[Opening The data section]

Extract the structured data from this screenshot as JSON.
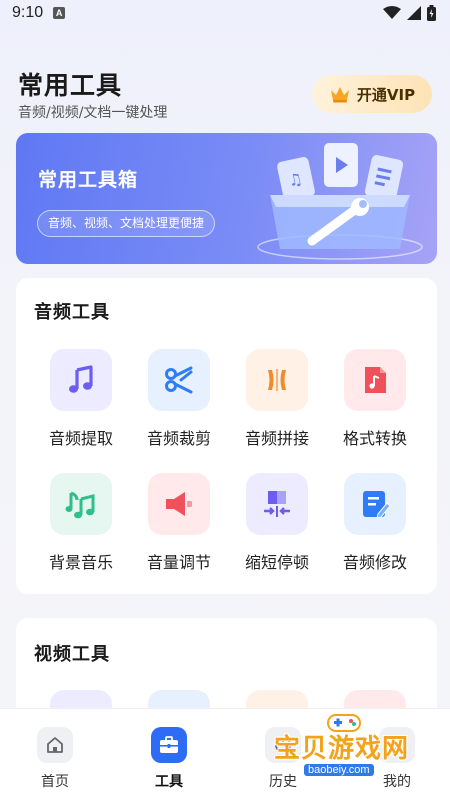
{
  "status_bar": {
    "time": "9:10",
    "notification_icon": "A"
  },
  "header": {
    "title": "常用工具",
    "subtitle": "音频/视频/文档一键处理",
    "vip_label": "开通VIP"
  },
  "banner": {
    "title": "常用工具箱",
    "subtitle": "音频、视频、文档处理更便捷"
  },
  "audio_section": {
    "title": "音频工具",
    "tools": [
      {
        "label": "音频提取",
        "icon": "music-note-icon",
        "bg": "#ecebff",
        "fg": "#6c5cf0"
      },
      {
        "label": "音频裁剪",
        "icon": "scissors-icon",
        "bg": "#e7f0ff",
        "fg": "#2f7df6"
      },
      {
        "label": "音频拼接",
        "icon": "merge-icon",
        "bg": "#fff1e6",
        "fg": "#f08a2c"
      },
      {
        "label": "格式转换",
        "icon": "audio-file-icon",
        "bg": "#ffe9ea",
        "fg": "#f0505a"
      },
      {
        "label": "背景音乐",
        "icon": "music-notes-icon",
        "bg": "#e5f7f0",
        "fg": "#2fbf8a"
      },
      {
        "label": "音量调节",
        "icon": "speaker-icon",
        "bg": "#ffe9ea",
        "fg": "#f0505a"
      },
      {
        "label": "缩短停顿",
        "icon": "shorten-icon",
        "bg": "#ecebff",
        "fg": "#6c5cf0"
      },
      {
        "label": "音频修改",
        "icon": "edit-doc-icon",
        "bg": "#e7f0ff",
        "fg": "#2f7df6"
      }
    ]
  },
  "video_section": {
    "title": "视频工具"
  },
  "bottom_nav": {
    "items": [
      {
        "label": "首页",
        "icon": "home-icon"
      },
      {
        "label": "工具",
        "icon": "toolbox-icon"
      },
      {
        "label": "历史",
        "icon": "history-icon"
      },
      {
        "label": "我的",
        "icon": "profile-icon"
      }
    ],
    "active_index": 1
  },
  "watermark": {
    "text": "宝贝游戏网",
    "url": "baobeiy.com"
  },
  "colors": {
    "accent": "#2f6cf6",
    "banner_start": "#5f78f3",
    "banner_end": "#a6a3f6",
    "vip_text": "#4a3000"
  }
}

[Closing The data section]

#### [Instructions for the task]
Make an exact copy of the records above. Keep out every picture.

#### [Result]
Extract the structured data from this screenshot as JSON.
{
  "status_bar": {
    "time": "9:10",
    "notification_icon": "A"
  },
  "header": {
    "title": "常用工具",
    "subtitle": "音频/视频/文档一键处理",
    "vip_label": "开通VIP"
  },
  "banner": {
    "title": "常用工具箱",
    "subtitle": "音频、视频、文档处理更便捷"
  },
  "audio_section": {
    "title": "音频工具",
    "tools": [
      {
        "label": "音频提取",
        "icon": "music-note-icon",
        "bg": "#ecebff",
        "fg": "#6c5cf0"
      },
      {
        "label": "音频裁剪",
        "icon": "scissors-icon",
        "bg": "#e7f0ff",
        "fg": "#2f7df6"
      },
      {
        "label": "音频拼接",
        "icon": "merge-icon",
        "bg": "#fff1e6",
        "fg": "#f08a2c"
      },
      {
        "label": "格式转换",
        "icon": "audio-file-icon",
        "bg": "#ffe9ea",
        "fg": "#f0505a"
      },
      {
        "label": "背景音乐",
        "icon": "music-notes-icon",
        "bg": "#e5f7f0",
        "fg": "#2fbf8a"
      },
      {
        "label": "音量调节",
        "icon": "speaker-icon",
        "bg": "#ffe9ea",
        "fg": "#f0505a"
      },
      {
        "label": "缩短停顿",
        "icon": "shorten-icon",
        "bg": "#ecebff",
        "fg": "#6c5cf0"
      },
      {
        "label": "音频修改",
        "icon": "edit-doc-icon",
        "bg": "#e7f0ff",
        "fg": "#2f7df6"
      }
    ]
  },
  "video_section": {
    "title": "视频工具"
  },
  "bottom_nav": {
    "items": [
      {
        "label": "首页",
        "icon": "home-icon"
      },
      {
        "label": "工具",
        "icon": "toolbox-icon"
      },
      {
        "label": "历史",
        "icon": "history-icon"
      },
      {
        "label": "我的",
        "icon": "profile-icon"
      }
    ],
    "active_index": 1
  },
  "watermark": {
    "text": "宝贝游戏网",
    "url": "baobeiy.com"
  },
  "colors": {
    "accent": "#2f6cf6",
    "banner_start": "#5f78f3",
    "banner_end": "#a6a3f6",
    "vip_text": "#4a3000"
  }
}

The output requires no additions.